An old-fashioned Deep Web black market like Silk Road conducted all business under the full control of its founder, Dread Pirate Roberts, and his administrative team. A buyer gave money to Silk Road itself who then passed that money onto the seller, placing all trust into the market’s owners. Scammers like the Sheep Marketplace were able to abuse this trust to steal as much as $100 million from customers and sellers.
More modern marketplaces have taken a clever tack to avoid this issue. Instead of placing huge amounts of power and money into the hands of a single unknowable individual, many markets now employ a multi-signature wallet that requires the go-ahead from multiple parties including the buyer, seller, or market. Under this system, no single person can pull off the kind of scams that have long plagued the Deep Web.
DarkMarket does this too, but a bit differently. Because it is decentralized, there is no market owner and no natural choice for a third party to arbitrate transactions. Instead, buyers and sellers are free to choose an arbitrator from any peer on the network.

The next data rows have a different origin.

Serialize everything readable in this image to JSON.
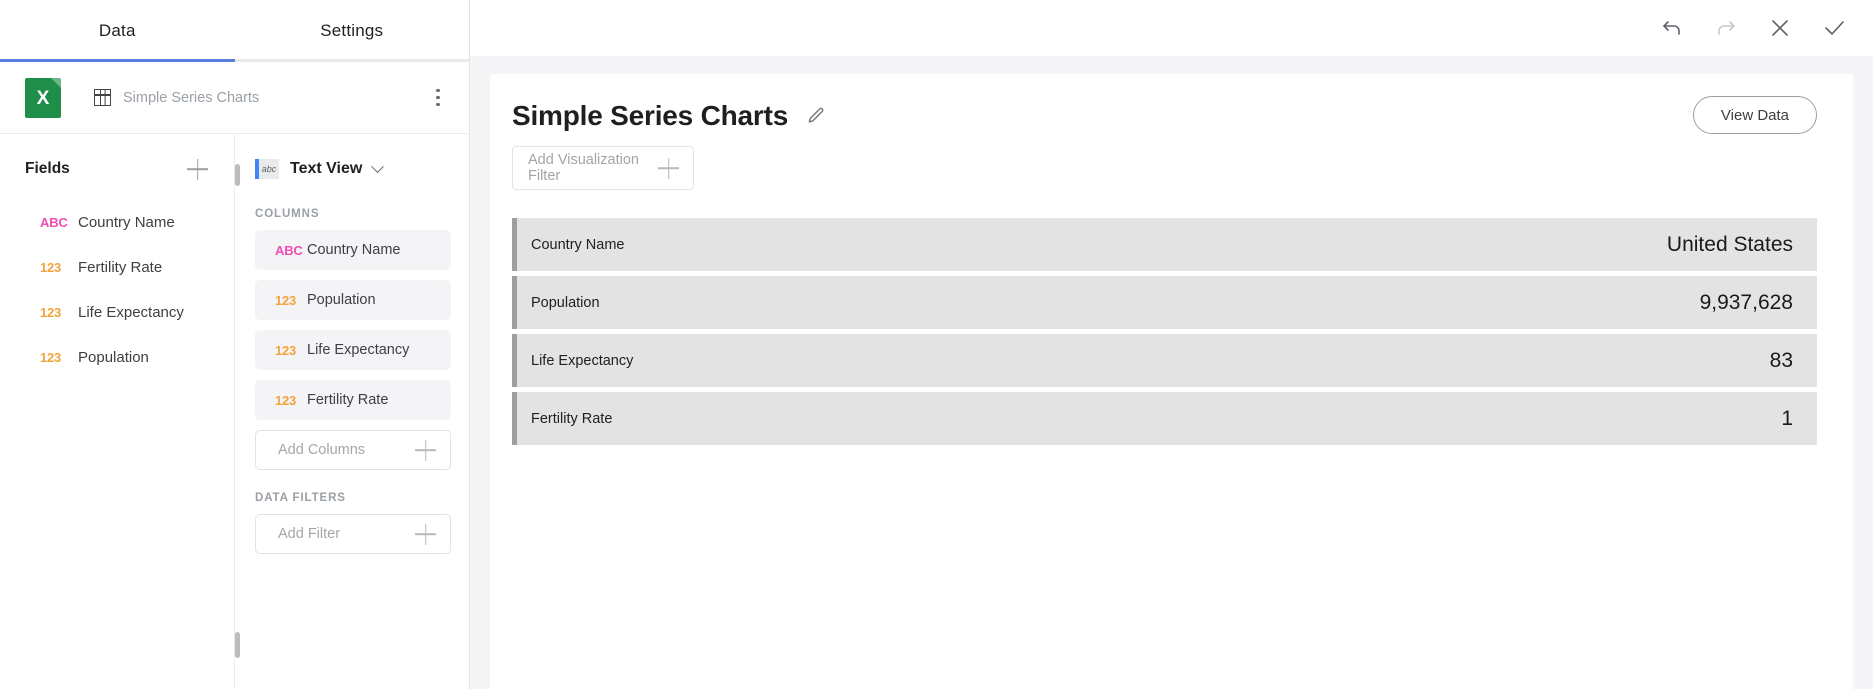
{
  "tabs": [
    {
      "label": "Data",
      "active": true
    },
    {
      "label": "Settings",
      "active": false
    }
  ],
  "dataset": {
    "name": "Simple Series Charts",
    "source_icon": "excel-icon",
    "table_icon": "table-grid-icon",
    "menu_icon": "kebab-menu-icon"
  },
  "fields": {
    "title": "Fields",
    "add_icon": "plus-icon",
    "items": [
      {
        "type": "ABC",
        "label": "Country Name"
      },
      {
        "type": "123",
        "label": "Fertility Rate"
      },
      {
        "type": "123",
        "label": "Life Expectancy"
      },
      {
        "type": "123",
        "label": "Population"
      }
    ]
  },
  "viz_config": {
    "view_type": "Text View",
    "view_type_icon": "text-view-icon",
    "chevron_icon": "chevron-down-icon",
    "columns_heading": "COLUMNS",
    "columns": [
      {
        "type": "ABC",
        "label": "Country Name"
      },
      {
        "type": "123",
        "label": "Population"
      },
      {
        "type": "123",
        "label": "Life Expectancy"
      },
      {
        "type": "123",
        "label": "Fertility Rate"
      }
    ],
    "add_columns_label": "Add Columns",
    "data_filters_heading": "DATA FILTERS",
    "add_filter_label": "Add Filter"
  },
  "toolbar": {
    "undo_icon": "undo-arrow-icon",
    "redo_icon": "redo-arrow-icon",
    "close_icon": "close-x-icon",
    "confirm_icon": "checkmark-icon"
  },
  "visualization": {
    "title": "Simple Series Charts",
    "edit_icon": "pencil-edit-icon",
    "view_data_label": "View Data",
    "add_filter_label": "Add Visualization Filter",
    "add_filter_icon": "plus-icon"
  },
  "colors": {
    "accent": "#5b7fe0",
    "excel_green": "#1e8e49",
    "type_text": "#ef4fb4",
    "type_number": "#f2a33c",
    "row_bg": "#e3e3e3",
    "row_accent": "#9e9e9e"
  },
  "chart_data": {
    "type": "table",
    "title": "Simple Series Charts",
    "categories": [
      "Country Name",
      "Population",
      "Life Expectancy",
      "Fertility Rate"
    ],
    "rows": [
      {
        "label": "Country Name",
        "value": "United States"
      },
      {
        "label": "Population",
        "value": "9,937,628"
      },
      {
        "label": "Life Expectancy",
        "value": "83"
      },
      {
        "label": "Fertility Rate",
        "value": "1"
      }
    ]
  }
}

Arbiters will have their own reputation to manage, so it will be fascinating to see how arbitrators are chosen and how trust can be commodified.
It’s unclear what the legal ramifications might be to taking part in a peer-to-peer network dedicated to illegal transactions.
While the seeds have been planted, don’t expect DarkMarket to sprout up tomorrow.
“It’s not production ready, it’s more a proof-of-concept,” Taaki said. “I wouldn’t advise people to start trading millions on it [today]. It’s more the imagination is there that’s it’s possible.
“Our aim with this is to show it’s possible and it’s going to happen.”
Illustration by Jason Reed
Patrick Howell O'Neill is a notable cybersecurity reporter whose work has focused on the dark net, national security, and law enforcement. A former senior writer at the Daily Dot, O'Neill joined CyberScoop in October 2016. I am a cybersecurity journalist at CyberScoop. I cover the security industry, national security and law enforcement.